→ **What to produce**:
For every entry, output the exact wording.

BEGIN Records for the exercise

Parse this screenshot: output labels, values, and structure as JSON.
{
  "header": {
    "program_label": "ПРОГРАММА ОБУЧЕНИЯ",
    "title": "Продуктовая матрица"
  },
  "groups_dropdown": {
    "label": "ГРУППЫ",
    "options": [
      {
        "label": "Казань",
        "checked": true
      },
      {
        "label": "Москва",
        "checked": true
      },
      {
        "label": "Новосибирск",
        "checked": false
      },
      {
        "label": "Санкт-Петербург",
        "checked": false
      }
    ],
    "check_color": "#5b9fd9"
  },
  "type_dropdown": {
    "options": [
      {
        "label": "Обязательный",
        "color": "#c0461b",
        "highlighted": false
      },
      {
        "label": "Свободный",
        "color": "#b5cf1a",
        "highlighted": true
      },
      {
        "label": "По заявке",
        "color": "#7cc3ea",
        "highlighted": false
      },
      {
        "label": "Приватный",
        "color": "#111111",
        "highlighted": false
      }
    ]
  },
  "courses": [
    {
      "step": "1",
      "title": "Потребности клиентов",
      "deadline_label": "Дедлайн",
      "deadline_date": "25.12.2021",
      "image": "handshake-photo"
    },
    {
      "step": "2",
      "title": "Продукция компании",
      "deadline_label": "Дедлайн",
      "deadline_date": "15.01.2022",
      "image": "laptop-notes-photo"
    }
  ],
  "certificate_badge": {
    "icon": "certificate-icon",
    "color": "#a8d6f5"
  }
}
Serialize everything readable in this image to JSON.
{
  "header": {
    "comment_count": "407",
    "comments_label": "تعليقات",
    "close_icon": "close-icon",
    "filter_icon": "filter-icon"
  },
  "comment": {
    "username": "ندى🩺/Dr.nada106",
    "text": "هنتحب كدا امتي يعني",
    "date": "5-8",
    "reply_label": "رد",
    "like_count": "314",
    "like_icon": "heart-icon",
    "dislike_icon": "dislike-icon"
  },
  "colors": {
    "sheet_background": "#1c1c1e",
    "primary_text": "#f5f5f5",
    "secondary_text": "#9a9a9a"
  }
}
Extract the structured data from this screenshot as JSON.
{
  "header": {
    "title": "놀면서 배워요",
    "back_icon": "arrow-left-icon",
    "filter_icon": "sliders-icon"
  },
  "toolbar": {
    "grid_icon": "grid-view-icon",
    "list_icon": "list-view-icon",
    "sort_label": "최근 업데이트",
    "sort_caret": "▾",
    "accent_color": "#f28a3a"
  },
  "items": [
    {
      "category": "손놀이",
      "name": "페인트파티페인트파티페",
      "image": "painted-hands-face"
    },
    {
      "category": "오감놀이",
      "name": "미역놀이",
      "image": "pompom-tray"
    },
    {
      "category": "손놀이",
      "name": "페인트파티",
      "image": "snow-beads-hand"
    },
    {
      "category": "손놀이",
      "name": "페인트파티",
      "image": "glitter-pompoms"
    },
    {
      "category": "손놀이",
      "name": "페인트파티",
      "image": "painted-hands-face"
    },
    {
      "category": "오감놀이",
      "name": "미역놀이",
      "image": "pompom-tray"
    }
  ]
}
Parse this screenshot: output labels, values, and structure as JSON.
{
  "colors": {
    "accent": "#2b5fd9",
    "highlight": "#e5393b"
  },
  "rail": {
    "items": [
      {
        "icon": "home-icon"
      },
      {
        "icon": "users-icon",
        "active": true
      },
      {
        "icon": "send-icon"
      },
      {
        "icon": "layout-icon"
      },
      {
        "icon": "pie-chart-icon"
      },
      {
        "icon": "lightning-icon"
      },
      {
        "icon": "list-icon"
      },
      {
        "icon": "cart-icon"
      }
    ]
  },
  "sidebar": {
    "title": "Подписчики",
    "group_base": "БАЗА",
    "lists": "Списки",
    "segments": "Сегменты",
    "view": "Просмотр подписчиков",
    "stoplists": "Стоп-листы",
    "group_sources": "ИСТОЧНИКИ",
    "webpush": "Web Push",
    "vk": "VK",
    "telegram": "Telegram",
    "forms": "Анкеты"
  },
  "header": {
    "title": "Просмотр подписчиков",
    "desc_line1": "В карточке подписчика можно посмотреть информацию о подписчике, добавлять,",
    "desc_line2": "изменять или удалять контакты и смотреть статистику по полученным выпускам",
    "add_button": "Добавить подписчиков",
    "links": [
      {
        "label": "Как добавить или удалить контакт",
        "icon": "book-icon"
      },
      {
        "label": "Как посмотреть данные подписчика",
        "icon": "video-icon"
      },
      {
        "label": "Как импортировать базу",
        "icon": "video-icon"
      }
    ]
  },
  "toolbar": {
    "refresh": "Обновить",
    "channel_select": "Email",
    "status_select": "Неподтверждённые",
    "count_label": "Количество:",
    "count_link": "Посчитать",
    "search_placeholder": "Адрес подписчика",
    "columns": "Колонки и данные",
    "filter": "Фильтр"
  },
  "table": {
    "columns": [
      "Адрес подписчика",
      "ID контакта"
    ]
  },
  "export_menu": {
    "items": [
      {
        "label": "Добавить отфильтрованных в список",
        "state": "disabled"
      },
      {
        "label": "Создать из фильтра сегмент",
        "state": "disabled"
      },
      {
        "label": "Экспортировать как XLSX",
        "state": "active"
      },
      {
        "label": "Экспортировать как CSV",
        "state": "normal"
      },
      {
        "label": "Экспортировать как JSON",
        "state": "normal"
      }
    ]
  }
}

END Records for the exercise

→ **Answer section**:
Parse this screenshot: output labels, values, and structure as JSON.
{
  "header": {
    "program_label": "ПРОГРАММА ОБУЧЕНИЯ",
    "title": "Продуктовая матрица"
  },
  "groups_dropdown": {
    "label": "ГРУППЫ",
    "options": [
      {
        "label": "Казань",
        "checked": true
      },
      {
        "label": "Москва",
        "checked": true
      },
      {
        "label": "Новосибирск",
        "checked": false
      },
      {
        "label": "Санкт-Петербург",
        "checked": false
      }
    ],
    "check_color": "#5b9fd9"
  },
  "type_dropdown": {
    "options": [
      {
        "label": "Обязательный",
        "color": "#c0461b",
        "highlighted": false
      },
      {
        "label": "Свободный",
        "color": "#b5cf1a",
        "highlighted": true
      },
      {
        "label": "По заявке",
        "color": "#7cc3ea",
        "highlighted": false
      },
      {
        "label": "Приватный",
        "color": "#111111",
        "highlighted": false
      }
    ]
  },
  "courses": [
    {
      "step": "1",
      "title": "Потребности клиентов",
      "deadline_label": "Дедлайн",
      "deadline_date": "25.12.2021",
      "image": "handshake-photo"
    },
    {
      "step": "2",
      "title": "Продукция компании",
      "deadline_label": "Дедлайн",
      "deadline_date": "15.01.2022",
      "image": "laptop-notes-photo"
    }
  ],
  "certificate_badge": {
    "icon": "certificate-icon",
    "color": "#a8d6f5"
  }
}
Serialize everything readable in this image to JSON.
{
  "header": {
    "comment_count": "407",
    "comments_label": "تعليقات",
    "close_icon": "close-icon",
    "filter_icon": "filter-icon"
  },
  "comment": {
    "username": "ندى🩺/Dr.nada106",
    "text": "هنتحب كدا امتي يعني",
    "date": "5-8",
    "reply_label": "رد",
    "like_count": "314",
    "like_icon": "heart-icon",
    "dislike_icon": "dislike-icon"
  },
  "colors": {
    "sheet_background": "#1c1c1e",
    "primary_text": "#f5f5f5",
    "secondary_text": "#9a9a9a"
  }
}
Extract the structured data from this screenshot as JSON.
{
  "header": {
    "title": "놀면서 배워요",
    "back_icon": "arrow-left-icon",
    "filter_icon": "sliders-icon"
  },
  "toolbar": {
    "grid_icon": "grid-view-icon",
    "list_icon": "list-view-icon",
    "sort_label": "최근 업데이트",
    "sort_caret": "▾",
    "accent_color": "#f28a3a"
  },
  "items": [
    {
      "category": "손놀이",
      "name": "페인트파티페인트파티페",
      "image": "painted-hands-face"
    },
    {
      "category": "오감놀이",
      "name": "미역놀이",
      "image": "pompom-tray"
    },
    {
      "category": "손놀이",
      "name": "페인트파티",
      "image": "snow-beads-hand"
    },
    {
      "category": "손놀이",
      "name": "페인트파티",
      "image": "glitter-pompoms"
    },
    {
      "category": "손놀이",
      "name": "페인트파티",
      "image": "painted-hands-face"
    },
    {
      "category": "오감놀이",
      "name": "미역놀이",
      "image": "pompom-tray"
    }
  ]
}
Parse this screenshot: output labels, values, and structure as JSON.
{
  "colors": {
    "accent": "#2b5fd9",
    "highlight": "#e5393b"
  },
  "rail": {
    "items": [
      {
        "icon": "home-icon"
      },
      {
        "icon": "users-icon",
        "active": true
      },
      {
        "icon": "send-icon"
      },
      {
        "icon": "layout-icon"
      },
      {
        "icon": "pie-chart-icon"
      },
      {
        "icon": "lightning-icon"
      },
      {
        "icon": "list-icon"
      },
      {
        "icon": "cart-icon"
      }
    ]
  },
  "sidebar": {
    "title": "Подписчики",
    "group_base": "БАЗА",
    "lists": "Списки",
    "segments": "Сегменты",
    "view": "Просмотр подписчиков",
    "stoplists": "Стоп-листы",
    "group_sources": "ИСТОЧНИКИ",
    "webpush": "Web Push",
    "vk": "VK",
    "telegram": "Telegram",
    "forms": "Анкеты"
  },
  "header": {
    "title": "Просмотр подписчиков",
    "desc_line1": "В карточке подписчика можно посмотреть информацию о подписчике, добавлять,",
    "desc_line2": "изменять или удалять контакты и смотреть статистику по полученным выпускам",
    "add_button": "Добавить подписчиков",
    "links": [
      {
        "label": "Как добавить или удалить контакт",
        "icon": "book-icon"
      },
      {
        "label": "Как посмотреть данные подписчика",
        "icon": "video-icon"
      },
      {
        "label": "Как импортировать базу",
        "icon": "video-icon"
      }
    ]
  },
  "toolbar": {
    "refresh": "Обновить",
    "channel_select": "Email",
    "status_select": "Неподтверждённые",
    "count_label": "Количество:",
    "count_link": "Посчитать",
    "search_placeholder": "Адрес подписчика",
    "columns": "Колонки и данные",
    "filter": "Фильтр"
  },
  "table": {
    "columns": [
      "Адрес подписчика",
      "ID контакта"
    ]
  },
  "export_menu": {
    "items": [
      {
        "label": "Добавить отфильтрованных в список",
        "state": "disabled"
      },
      {
        "label": "Создать из фильтра сегмент",
        "state": "disabled"
      },
      {
        "label": "Экспортировать как XLSX",
        "state": "active"
      },
      {
        "label": "Экспортировать как CSV",
        "state": "normal"
      },
      {
        "label": "Экспортировать как JSON",
        "state": "normal"
      }
    ]
  }
}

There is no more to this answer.